Friday, July 2, 2010

Experience

I read something today about experiencing life fully. It talked abut jumping into water and not thinking about oneself or the water... only swimming. This appears to be so contrary to "education." That is, education defined as thinking about one does.

I'm reminded about a man called Slim in Garibaldi Oregon (I expect that he is long gone). Every night he'd go to the tavern and drink. Every morning he'd be at the dock to meet the fisherman coming back with catches. I would watch him for hours cleaning the fish and throwing their remains to the seagulls.

Is this what the zen teachers are talking about when they say to experience whatever you are doing fully? Is zen training a process of uneducating? I understand in ancient times most people were peasant farmers who were involved with farming. Were they doing what the Zen masters preached?

One of my art teachers told me about teaching in a mental institution. He said that at first the patients had lots of fun, but then they started thinking about what they were doing and they started getting so disturbed that they had to stop offering the art classes.

If what I'm saying (that education keeps us from experiencing things fully) has any truth then why do we do it? And how could schools be changed so that students would be more capable of experiencing life fully rather than less? Ideas?

3 comments:

sheila said...

How about both/and? maybe education can include meditation at every age (plus interactive, participatory processes) so that "experience" includes "awareness" or "mindfulness" more than it would without education?

Anonymous said...

Education should teach us how to evaluate, without this element we are subject to constant distructive occurances reducing the quality of our lives. H.

Kim Mosley said...
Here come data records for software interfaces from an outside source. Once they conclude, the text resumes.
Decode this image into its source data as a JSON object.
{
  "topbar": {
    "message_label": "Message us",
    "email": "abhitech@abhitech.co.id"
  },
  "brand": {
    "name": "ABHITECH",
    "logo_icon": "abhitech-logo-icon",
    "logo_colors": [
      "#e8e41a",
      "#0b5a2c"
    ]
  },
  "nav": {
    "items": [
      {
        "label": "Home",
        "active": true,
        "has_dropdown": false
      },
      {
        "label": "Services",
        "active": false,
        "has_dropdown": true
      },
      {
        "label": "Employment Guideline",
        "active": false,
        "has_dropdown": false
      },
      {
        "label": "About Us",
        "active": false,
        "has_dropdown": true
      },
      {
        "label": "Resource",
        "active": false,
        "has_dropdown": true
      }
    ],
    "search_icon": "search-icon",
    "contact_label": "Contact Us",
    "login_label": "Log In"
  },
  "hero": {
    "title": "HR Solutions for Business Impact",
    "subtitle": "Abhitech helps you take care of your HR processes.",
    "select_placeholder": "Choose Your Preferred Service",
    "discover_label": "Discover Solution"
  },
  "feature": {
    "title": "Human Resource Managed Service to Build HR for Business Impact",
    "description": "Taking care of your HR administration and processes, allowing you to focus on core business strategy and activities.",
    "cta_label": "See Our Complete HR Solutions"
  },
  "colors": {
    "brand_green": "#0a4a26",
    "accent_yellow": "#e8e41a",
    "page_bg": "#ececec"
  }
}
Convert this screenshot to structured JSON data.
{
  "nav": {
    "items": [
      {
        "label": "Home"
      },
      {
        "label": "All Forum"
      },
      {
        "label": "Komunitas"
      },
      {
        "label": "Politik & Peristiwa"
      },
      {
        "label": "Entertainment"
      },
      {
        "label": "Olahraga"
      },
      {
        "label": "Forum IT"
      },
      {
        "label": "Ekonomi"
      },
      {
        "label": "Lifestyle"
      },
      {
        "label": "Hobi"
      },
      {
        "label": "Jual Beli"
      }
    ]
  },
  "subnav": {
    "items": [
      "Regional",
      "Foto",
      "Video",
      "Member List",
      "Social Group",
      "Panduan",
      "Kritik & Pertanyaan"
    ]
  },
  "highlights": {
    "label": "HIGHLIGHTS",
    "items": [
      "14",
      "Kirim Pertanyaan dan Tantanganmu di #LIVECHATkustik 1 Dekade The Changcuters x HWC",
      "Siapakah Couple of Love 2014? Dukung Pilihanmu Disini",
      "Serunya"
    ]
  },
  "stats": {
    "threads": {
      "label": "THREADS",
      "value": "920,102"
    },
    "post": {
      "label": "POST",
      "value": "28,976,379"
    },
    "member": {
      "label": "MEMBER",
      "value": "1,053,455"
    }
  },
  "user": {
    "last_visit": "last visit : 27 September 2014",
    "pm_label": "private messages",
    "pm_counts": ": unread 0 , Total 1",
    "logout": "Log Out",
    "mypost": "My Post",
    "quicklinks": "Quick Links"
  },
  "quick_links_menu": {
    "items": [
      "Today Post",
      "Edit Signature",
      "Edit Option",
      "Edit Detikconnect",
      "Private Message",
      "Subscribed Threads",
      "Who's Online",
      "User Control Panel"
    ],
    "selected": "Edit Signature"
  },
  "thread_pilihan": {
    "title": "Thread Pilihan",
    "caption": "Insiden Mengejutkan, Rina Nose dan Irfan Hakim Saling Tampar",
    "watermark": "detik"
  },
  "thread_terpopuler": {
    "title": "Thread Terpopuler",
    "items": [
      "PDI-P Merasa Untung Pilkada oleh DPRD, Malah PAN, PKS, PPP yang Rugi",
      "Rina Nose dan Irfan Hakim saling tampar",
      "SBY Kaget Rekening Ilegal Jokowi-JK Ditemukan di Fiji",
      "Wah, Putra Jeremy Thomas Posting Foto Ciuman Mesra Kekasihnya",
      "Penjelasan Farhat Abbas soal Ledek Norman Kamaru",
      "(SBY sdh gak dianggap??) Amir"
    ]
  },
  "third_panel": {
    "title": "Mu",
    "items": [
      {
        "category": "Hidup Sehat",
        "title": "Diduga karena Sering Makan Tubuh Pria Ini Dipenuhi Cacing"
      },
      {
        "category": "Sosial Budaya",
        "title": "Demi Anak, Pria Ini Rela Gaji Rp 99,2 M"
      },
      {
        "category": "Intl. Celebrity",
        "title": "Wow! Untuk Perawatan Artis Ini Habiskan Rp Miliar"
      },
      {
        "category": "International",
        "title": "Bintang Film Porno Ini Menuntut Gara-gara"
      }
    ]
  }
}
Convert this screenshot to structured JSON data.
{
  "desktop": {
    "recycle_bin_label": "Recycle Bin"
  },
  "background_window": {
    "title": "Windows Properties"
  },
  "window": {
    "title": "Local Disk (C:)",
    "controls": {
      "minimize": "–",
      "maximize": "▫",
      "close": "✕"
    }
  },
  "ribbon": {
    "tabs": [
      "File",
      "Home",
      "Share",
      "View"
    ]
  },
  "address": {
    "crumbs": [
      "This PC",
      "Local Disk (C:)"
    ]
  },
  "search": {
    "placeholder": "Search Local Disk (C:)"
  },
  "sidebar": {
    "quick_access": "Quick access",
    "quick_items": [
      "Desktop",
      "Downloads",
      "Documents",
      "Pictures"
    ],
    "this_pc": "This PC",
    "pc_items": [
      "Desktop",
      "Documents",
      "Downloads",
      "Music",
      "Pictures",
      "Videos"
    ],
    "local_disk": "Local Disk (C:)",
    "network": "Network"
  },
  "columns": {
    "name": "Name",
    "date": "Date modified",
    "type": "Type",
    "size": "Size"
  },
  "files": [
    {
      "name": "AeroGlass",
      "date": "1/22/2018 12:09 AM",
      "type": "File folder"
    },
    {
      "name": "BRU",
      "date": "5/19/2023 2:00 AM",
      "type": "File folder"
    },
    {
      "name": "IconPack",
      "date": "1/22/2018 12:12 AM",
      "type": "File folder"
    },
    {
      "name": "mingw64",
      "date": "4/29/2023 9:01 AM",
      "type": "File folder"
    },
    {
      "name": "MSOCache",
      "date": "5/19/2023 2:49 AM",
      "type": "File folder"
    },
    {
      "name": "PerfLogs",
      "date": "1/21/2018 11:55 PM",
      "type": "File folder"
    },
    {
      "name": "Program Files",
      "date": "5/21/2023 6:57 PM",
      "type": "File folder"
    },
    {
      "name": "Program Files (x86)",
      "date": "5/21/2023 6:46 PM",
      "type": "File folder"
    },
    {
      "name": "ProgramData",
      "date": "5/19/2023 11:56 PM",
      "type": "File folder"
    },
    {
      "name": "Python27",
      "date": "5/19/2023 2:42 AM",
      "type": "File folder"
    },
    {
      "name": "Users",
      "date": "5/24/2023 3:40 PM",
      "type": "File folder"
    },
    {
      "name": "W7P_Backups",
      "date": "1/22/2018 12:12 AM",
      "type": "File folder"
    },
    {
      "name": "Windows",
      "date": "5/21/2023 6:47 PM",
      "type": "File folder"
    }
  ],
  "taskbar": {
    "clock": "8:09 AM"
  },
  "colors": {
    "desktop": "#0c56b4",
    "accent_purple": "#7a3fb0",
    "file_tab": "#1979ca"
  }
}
At that moment of evaluation we cease to be experiencing. Imagine passionate lovemaking being interrupted with the question, "how would you rate me, on a scale of ..." Deadly. We evaluate too much. Evaluate is to assign a value to something... different than interpretation, which is to give something a meaning or context.